“nimble in supporting varying needs of workers and staff, while also strategizing about how to weave E&I into the organizational structure for long-term impact. They will develop plans to help organizations tend to the conditions of employees identity and values that differ with the changing times. A key element of a PEO’s role is working with the CEO or COO to develop initiatives to support equity, inclusion and belonging. This means that they support leadership in strategy and structural planning.”
Netta Jenkins Head of DEI Shouldn’t Report to HR https://www.linkedin.com/pulse/head-dei-shouldnt-report-hr-netta-jenkins-mba-as-seen-on-forbes-/
3. E&I practitioners who are reporting into HR signals that organizations do not give precedence to E & I related metrics, key performance indicators, goals and progress. While I will credit those organizations who prioritize metrics, many of these positions highlight only the metrics related to HR functions. E&I should not be a five minute update in a executive leadership of staff meeting.
There are so many key points from this PhD project podcast episode that highlight these issues. I started the video from the 22 minute mark.
It requires every single member of an organization, regardless of level for true change to occur. Leaders must be adaptive to change in order to deal with the complex socioeconomic issues of the day that affect an organization.
PEOs should be at the same level as other executives and be equally as instrumental towards transformational and adaptive change. They should lead a team of people responsible for procurement, strategic policy development and implementation, data governance, infrastructure and project management. Other areas include the liaison with internal employee resource groups and external partnerships.
E&I is not the sole responsibility of HR . It must be implemented organization-wide and be a greater part of its culture. A fully-funded E&I department with a PEO at the helm signals the organization’s serious in being accountable and its willingness to be sustained. An organization will more than likely be successful if it brings credible strategies, metrics and KPIs to advance equity and inclusion.

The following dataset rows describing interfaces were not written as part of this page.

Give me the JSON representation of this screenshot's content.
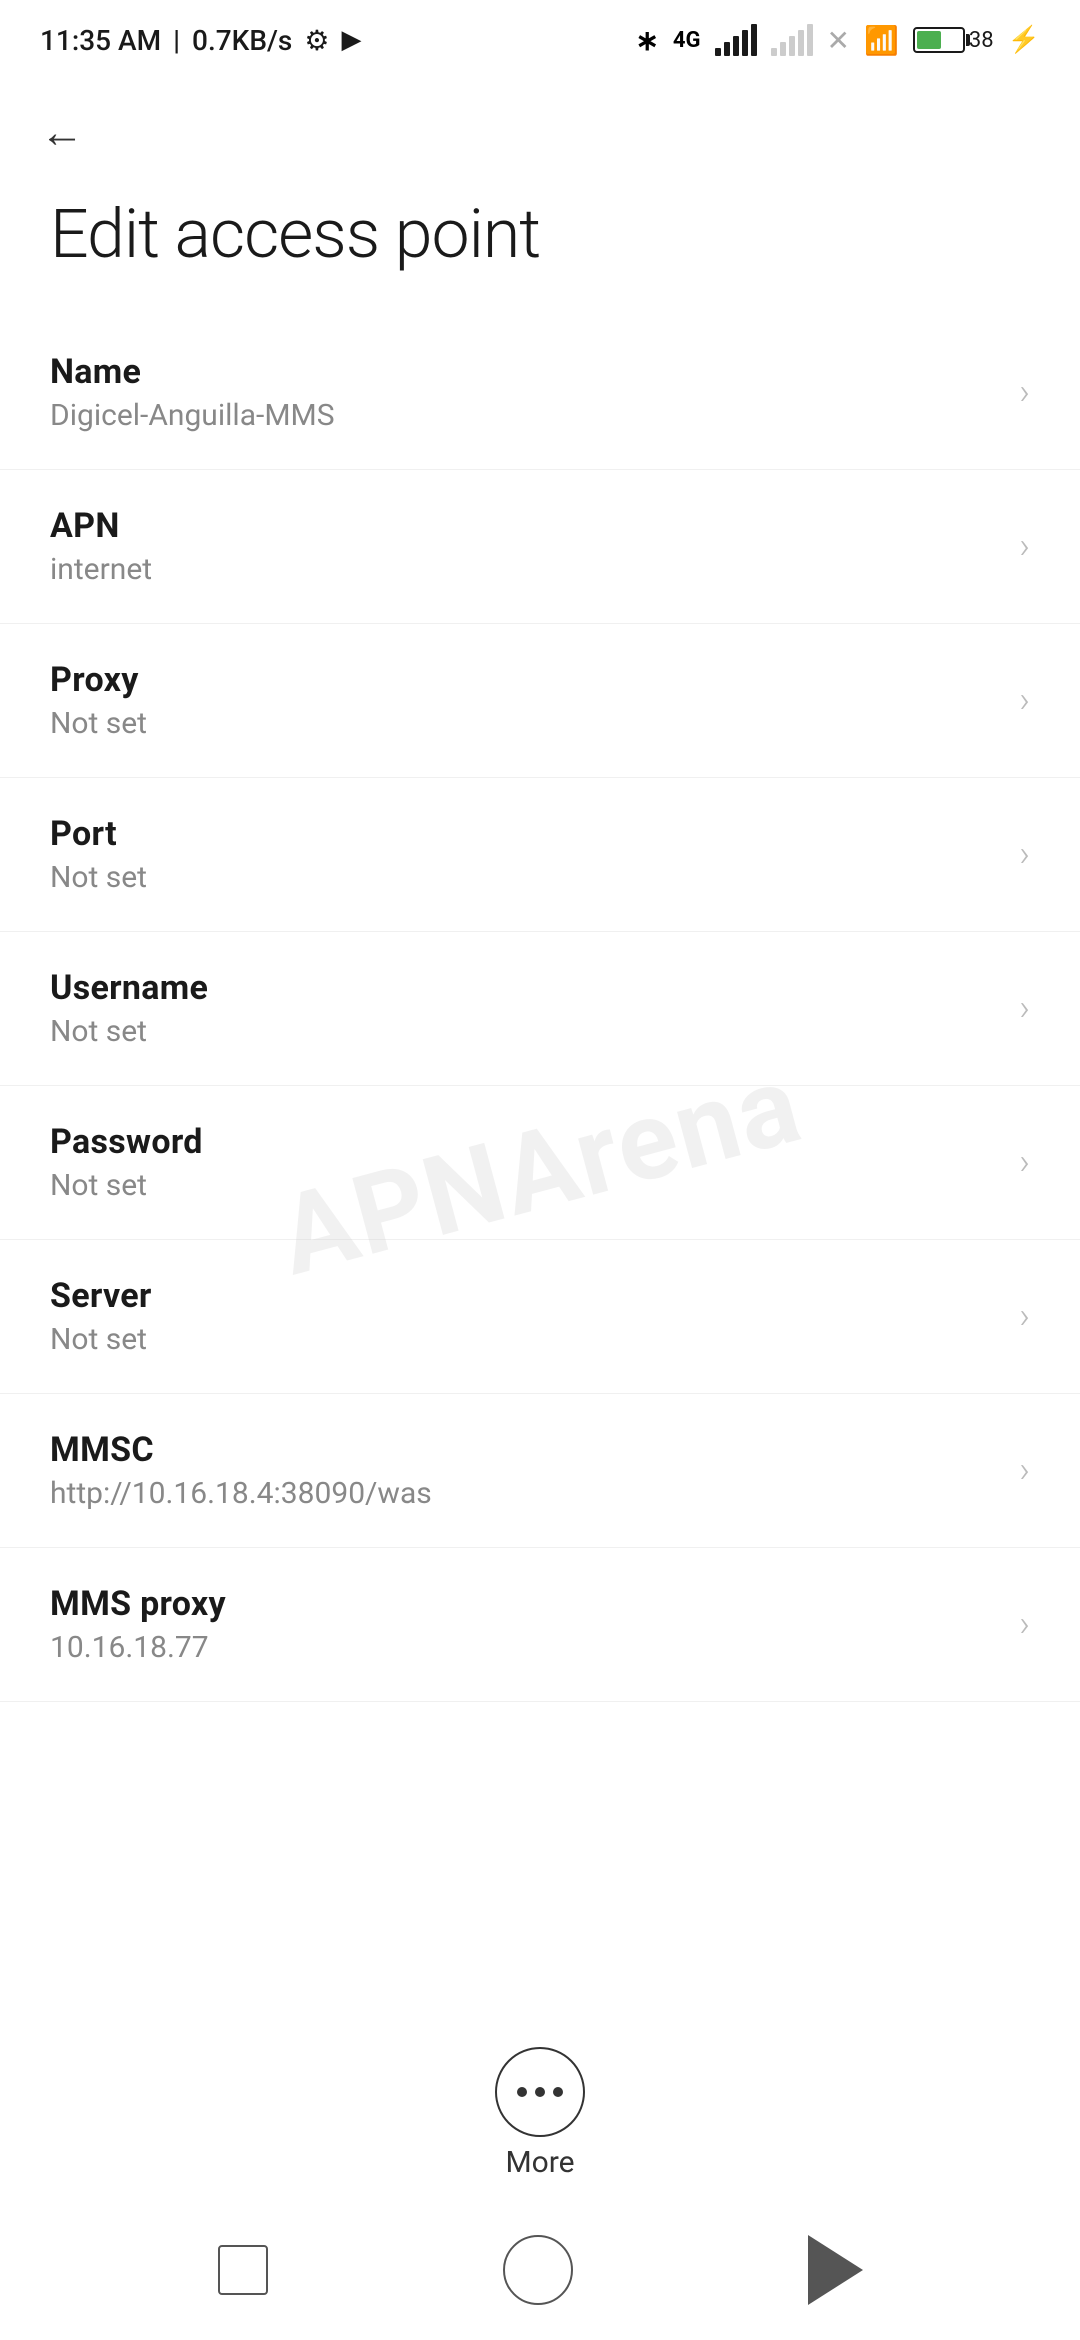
{
  "statusBar": {
    "time": "11:35 AM",
    "speed": "0.7KB/s",
    "battery_percent": "38"
  },
  "header": {
    "back_label": "←",
    "title": "Edit access point"
  },
  "settings": {
    "items": [
      {
        "label": "Name",
        "value": "Digicel-Anguilla-MMS"
      },
      {
        "label": "APN",
        "value": "internet"
      },
      {
        "label": "Proxy",
        "value": "Not set"
      },
      {
        "label": "Port",
        "value": "Not set"
      },
      {
        "label": "Username",
        "value": "Not set"
      },
      {
        "label": "Password",
        "value": "Not set"
      },
      {
        "label": "Server",
        "value": "Not set"
      },
      {
        "label": "MMSC",
        "value": "http://10.16.18.4:38090/was"
      },
      {
        "label": "MMS proxy",
        "value": "10.16.18.77"
      }
    ]
  },
  "more_button": {
    "label": "More"
  },
  "watermark": {
    "text": "APNArena"
  }
}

There is a renewed engagement with the role planners should take in the pursuit of social justice and social equity. Planners are privileged compared to marginalized communities. On the one hand, they can decide to use their privilege to their benefit by wielding power, status and knowledge and yet on the other hand assume positions of superiority during struggles for equality, Furthermore, they potentially sideline segments of marginalized communities with different concepts of social justice or how it should be achieved. Planners therefore hold power over theoretical and substantive knowledge that enables them to see what others cannot. Planners are privileged compared to marginalized communities.
Social equity was not taught in urban planning school back in day and has not been reflected in the planning, and let alone in the transit profession. All the while, I began to observe through readings and lived experiences. It is something that has frustrated me for quite some time.

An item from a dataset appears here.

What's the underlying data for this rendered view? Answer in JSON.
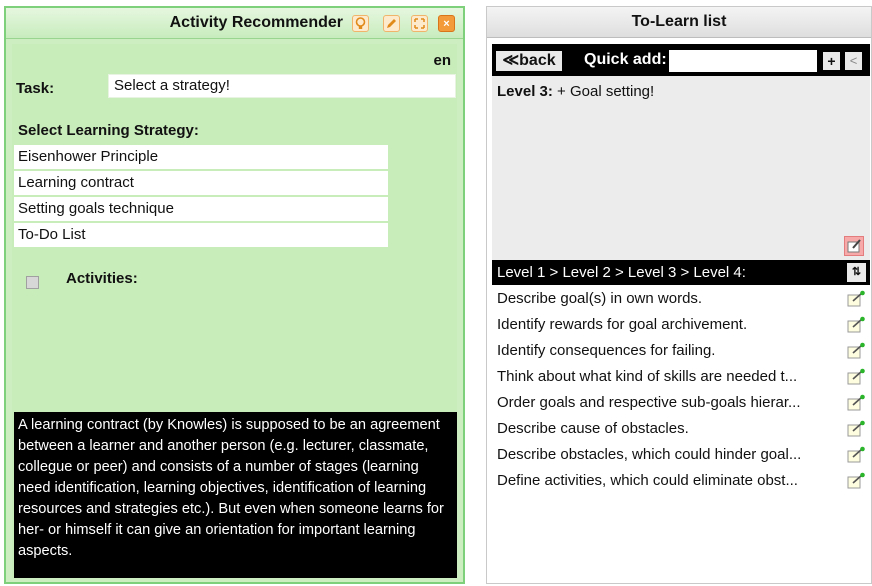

Shin-pei Tsay was on the latest TransLoc Movement podcast episode where she recanted her lived experience growing up and what she visualized within the transportation world and in public spaces. One point with the podcast triggered my thoughts. While social metrics have not been part of the discussion regarding metrics, I look to the evaluation of transit projects and moreover performance metrics. In the transit world, these are service standards and guidelines.

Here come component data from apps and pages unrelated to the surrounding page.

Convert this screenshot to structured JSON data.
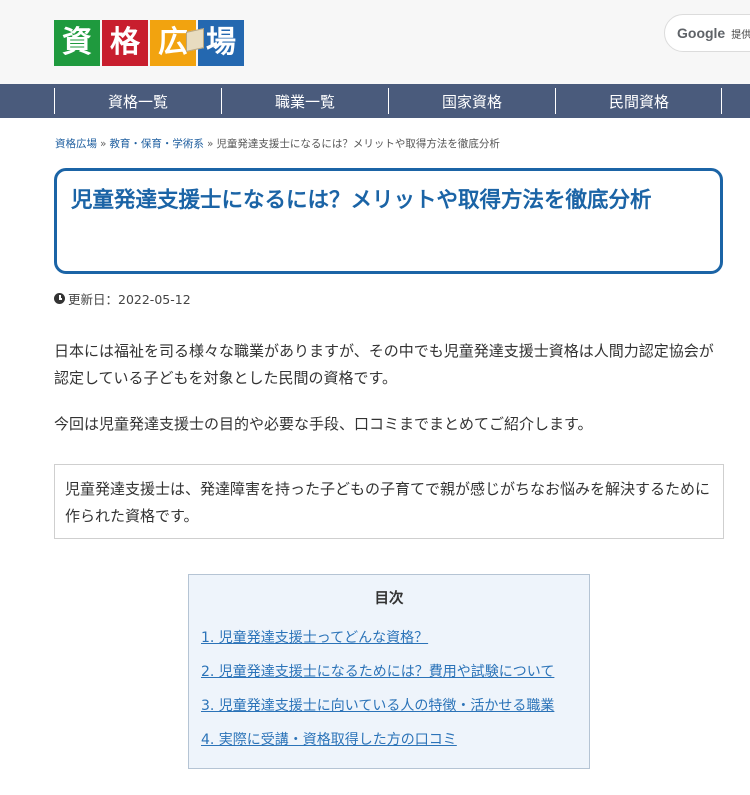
{
  "header": {
    "logo": {
      "chars": [
        "資",
        "格",
        "広",
        "場"
      ],
      "colors": [
        "#1f9a3e",
        "#c81e2e",
        "#f2a30f",
        "#2468b0"
      ]
    },
    "google_button": {
      "brand": "Google",
      "label_fragment": "提供"
    }
  },
  "nav": {
    "items": [
      "資格一覧",
      "職業一覧",
      "国家資格",
      "民間資格"
    ]
  },
  "breadcrumb": {
    "items": [
      "資格広場",
      "教育・保育・学術系",
      "児童発達支援士になるには？メリットや取得方法を徹底分析"
    ],
    "separator": "»"
  },
  "article": {
    "title": "児童発達支援士になるには？メリットや取得方法を徹底分析",
    "updated": "更新日：2022-05-12",
    "paragraphs": [
      "日本には福祉を司る様々な職業がありますが、その中でも児童発達支援士資格は人間力認定協会が認定している子どもを対象とした民間の資格です。",
      "今回は児童発達支援士の目的や必要な手段、口コミまでまとめてご紹介します。"
    ],
    "summary": "児童発達支援士は、発達障害を持った子どもの子育てで親が感じがちなお悩みを解決するために作られた資格です。"
  },
  "toc": {
    "title": "目次",
    "items": [
      "1. 児童発達支援士ってどんな資格？",
      "2. 児童発達支援士になるためには？費用や試験について",
      "3. 児童発達支援士に向いている人の特徴・活かせる職業",
      "4. 実際に受講・資格取得した方の口コミ"
    ]
  },
  "colors": {
    "accent": "#1b64a6",
    "nav_bg": "#4a5b7c",
    "toc_bg": "#eef4fb",
    "link": "#2b73b8"
  }
}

The Ottawa media bubble has had it all wrong. They are deflecting from the real issues that Canadians want to hear about. The bullying and opining that took place over the last two months on social and mainstream media regarding Jody Wilson-Raybould and SNC-Lavalin affair, and by extension, Jane Philpott and Celina Caesar Chavannes were unheard of. Amateurish at best.
Simply put, this was a human resources issue, tied into race and gender. More so, an investigation of the centralized power of the Prime Minister’s Office and the separation of duties between the Attorney General and Minister of Justice are required. Now that the bullies got their wish, the focus of a real crisis should be addressed.